A number of technology companies, including Meetup, Basecamp, Vimeo, Bit.ly and others, have undergone website-crashing DDoS attacks (distributed denial-of-service) in recent months, but SAY Media-owned blogging platform Typepad, apparently, has the dubious honor of being taken down for an extended outage more than once in just a few weeks. The company has confirmed to us this morning that it is again undergoing another DDoS attack, which has taken its service offline.
However, until all the facts are in and TypePad can provide more info about the nature of this attack, which right now it’s unable to do, it’s unclear at this time that this morning’s network outage is definitely a DDoS attack — the same as before. Because it’s still early in the investigation, it’s possible the company is presuming a DDoS attack, where only a network outage was at fault.

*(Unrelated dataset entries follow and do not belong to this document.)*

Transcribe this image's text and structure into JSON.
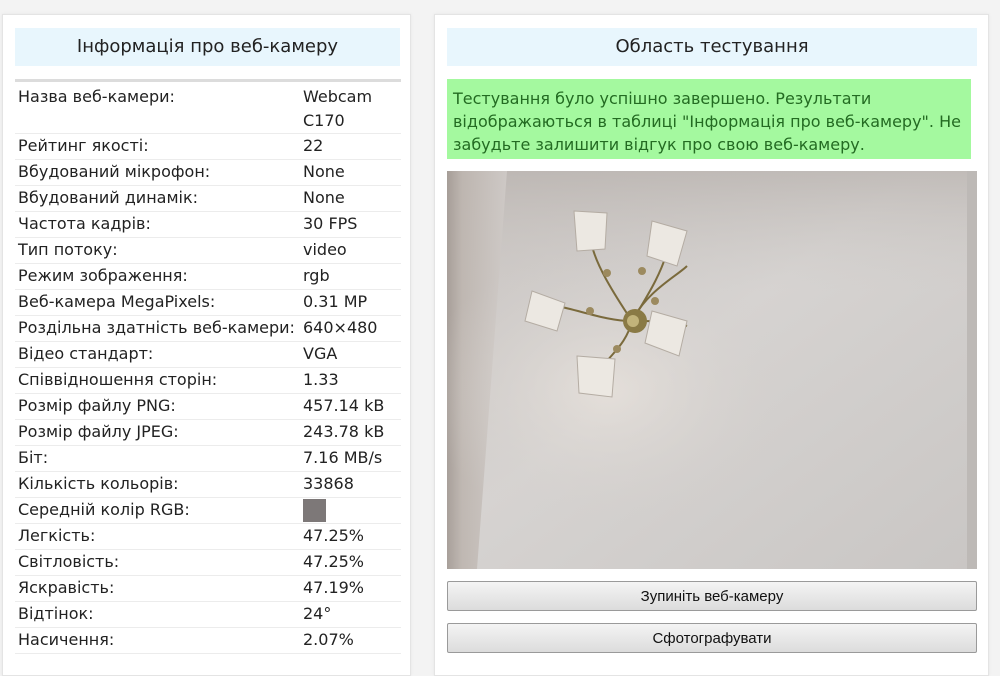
{
  "left": {
    "title": "Інформація про веб-камеру",
    "rows": [
      {
        "label": "Назва веб-камери:",
        "value": "Webcam C170"
      },
      {
        "label": "Рейтинг якості:",
        "value": "22"
      },
      {
        "label": "Вбудований мікрофон:",
        "value": "None"
      },
      {
        "label": "Вбудований динамік:",
        "value": "None"
      },
      {
        "label": "Частота кадрів:",
        "value": "30 FPS"
      },
      {
        "label": "Тип потоку:",
        "value": "video"
      },
      {
        "label": "Режим зображення:",
        "value": "rgb"
      },
      {
        "label": "Веб-камера MegaPixels:",
        "value": "0.31 MP"
      },
      {
        "label": "Роздільна здатність веб-камери:",
        "value": "640×480"
      },
      {
        "label": "Відео стандарт:",
        "value": "VGA"
      },
      {
        "label": "Співвідношення сторін:",
        "value": "1.33"
      },
      {
        "label": "Розмір файлу PNG:",
        "value": "457.14 kB"
      },
      {
        "label": "Розмір файлу JPEG:",
        "value": "243.78 kB"
      },
      {
        "label": "Біт:",
        "value": "7.16 MB/s"
      },
      {
        "label": "Кількість кольорів:",
        "value": "33868"
      },
      {
        "label": "Середній колір RGB:",
        "value": "",
        "swatch_color": "#7d7878"
      },
      {
        "label": "Легкість:",
        "value": "47.25%"
      },
      {
        "label": "Світловість:",
        "value": "47.25%"
      },
      {
        "label": "Яскравість:",
        "value": "47.19%"
      },
      {
        "label": "Відтінок:",
        "value": "24°"
      },
      {
        "label": "Насичення:",
        "value": "2.07%"
      }
    ]
  },
  "right": {
    "title": "Область тестування",
    "success_message": "Тестування було успішно завершено. Результати відображаються в таблиці \"Інформація про веб-камеру\". Не забудьте залишити відгук про свою веб-камеру.",
    "stop_button": "Зупиніть веб-камеру",
    "photo_button": "Сфотографувати"
  },
  "colors": {
    "header_bg": "#e8f6fd",
    "success_bg": "#a4f99f",
    "success_text": "#236b22"
  }
}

We’ll update when we — and they — know more. However, when asked around an hour ago, TypePad did say that it was indeed “under a DDoS attack.”
In April, we reported that Typepad was undergoing an extended DDoS attack, which, at the time, had been underway off and on for nearly five days. The company explained that the attack was similar in style to that which had taken down Basecamp, and confirmed that it was working with technology providers, including CloudFlare and Fastly to help mitigate the attack and bring its service back online.
Though TypePad never shared extensive technical details about the DDoS attack, the typical scenario — and one that Basecamp had faced, as well — involves an initial demand for some sort of “ransom” once the site and its related services have been knocked offline. The amount first requested is usually small, but once attackers know they have a willing victim, they’ll often increase the amount.
SAY Media said it had also received a “ransom” note, and was cooperating with the FBI on an investigation.
According to Paul Devine, VP of Engineering at Say Media, this new Typepad attack began at 6:00 AM PT and the company is again working with CloudFlare and Fastly to mitigate the situation. “[We] don’t expect these attacks to have longevity,” he tells us. “We’re looking forward to having the sites up and running as quickly as we can.”
As of a few minutes ago, the company tweeted that blogs were loading. However, at the same time, the URL http://www.typepad.com was still largely crashed when we tried it ourselves. That is, instead of loading up properly, CloudFlare is providing a snapshot of the site through its “Always Online” service, which helps sites offer a webpage instead of an error message when taken down through cyberattacks like this.
The www.saymedia.com website address came up, however, though a bit slowly. (SAY Media operates a number of brands, including ReadWrite, xoJane, Fashionista, Cupcakes and Cashmere, and others.) The site loads but a “fatal error” message appears at the bottom of the page.
Thanks to newer, more powerful types of DDoS attacks that have emerged as of late, attacks that once would have been thought to be record-breaking in size are now becoming routine. For instance, Meetup’s attack was 8 Gigabits in size, and it’s not uncommon for NTP-based DDoS attacks (which exploit an older protocol called Network Time Protocol) to be 10 Gigabits in size.
However, one side effect of these attacks is that when a company later experiences a network outage, they sometimes immediately presume that they’re being attacked again. It can be difficult to tell the difference, especially in the early hours of these sorts of situations. We’ll be looking for TypePad to provide its customers with a longer post-mortem following this morning’s outage.
Given multiple attacks over the course of several weeks, the company has a responsibility to let their customers know whether or not they’re being targeted by criminals, or if unrelated network outages came into play this morning instead.